=== What is being asked ===
Type out the entries again, matching each one exactly.

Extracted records

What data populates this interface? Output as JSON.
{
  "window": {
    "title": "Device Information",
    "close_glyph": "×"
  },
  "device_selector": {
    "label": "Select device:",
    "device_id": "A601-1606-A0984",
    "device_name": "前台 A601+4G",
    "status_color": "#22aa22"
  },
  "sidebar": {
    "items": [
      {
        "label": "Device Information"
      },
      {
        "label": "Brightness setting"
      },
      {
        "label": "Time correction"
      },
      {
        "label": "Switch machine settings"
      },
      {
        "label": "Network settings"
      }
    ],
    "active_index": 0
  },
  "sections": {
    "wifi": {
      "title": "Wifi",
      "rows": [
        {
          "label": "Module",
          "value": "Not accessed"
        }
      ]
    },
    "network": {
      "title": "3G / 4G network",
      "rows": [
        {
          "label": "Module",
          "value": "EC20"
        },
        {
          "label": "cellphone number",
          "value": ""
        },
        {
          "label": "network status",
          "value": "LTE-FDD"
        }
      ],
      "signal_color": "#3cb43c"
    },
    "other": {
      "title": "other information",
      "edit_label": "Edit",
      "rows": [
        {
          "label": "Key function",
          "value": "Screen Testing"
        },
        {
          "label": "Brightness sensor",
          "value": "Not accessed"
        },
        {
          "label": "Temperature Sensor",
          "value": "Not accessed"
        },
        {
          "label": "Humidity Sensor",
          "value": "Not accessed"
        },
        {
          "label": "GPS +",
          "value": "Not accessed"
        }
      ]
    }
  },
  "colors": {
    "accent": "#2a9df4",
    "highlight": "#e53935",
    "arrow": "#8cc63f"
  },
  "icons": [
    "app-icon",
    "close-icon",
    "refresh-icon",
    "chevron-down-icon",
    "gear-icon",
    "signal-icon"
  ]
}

=== Result ===
What data populates this interface? Output as JSON.
{
  "window": {
    "title": "Device Information",
    "close_glyph": "×"
  },
  "device_selector": {
    "label": "Select device:",
    "device_id": "A601-1606-A0984",
    "device_name": "前台 A601+4G",
    "status_color": "#22aa22"
  },
  "sidebar": {
    "items": [
      {
        "label": "Device Information"
      },
      {
        "label": "Brightness setting"
      },
      {
        "label": "Time correction"
      },
      {
        "label": "Switch machine settings"
      },
      {
        "label": "Network settings"
      }
    ],
    "active_index": 0
  },
  "sections": {
    "wifi": {
      "title": "Wifi",
      "rows": [
        {
          "label": "Module",
          "value": "Not accessed"
        }
      ]
    },
    "network": {
      "title": "3G / 4G network",
      "rows": [
        {
          "label": "Module",
          "value": "EC20"
        },
        {
          "label": "cellphone number",
          "value": ""
        },
        {
          "label": "network status",
          "value": "LTE-FDD"
        }
      ],
      "signal_color": "#3cb43c"
    },
    "other": {
      "title": "other information",
      "edit_label": "Edit",
      "rows": [
        {
          "label": "Key function",
          "value": "Screen Testing"
        },
        {
          "label": "Brightness sensor",
          "value": "Not accessed"
        },
        {
          "label": "Temperature Sensor",
          "value": "Not accessed"
        },
        {
          "label": "Humidity Sensor",
          "value": "Not accessed"
        },
        {
          "label": "GPS +",
          "value": "Not accessed"
        }
      ]
    }
  },
  "colors": {
    "accent": "#2a9df4",
    "highlight": "#e53935",
    "arrow": "#8cc63f"
  },
  "icons": [
    "app-icon",
    "close-icon",
    "refresh-icon",
    "chevron-down-icon",
    "gear-icon",
    "signal-icon"
  ]
}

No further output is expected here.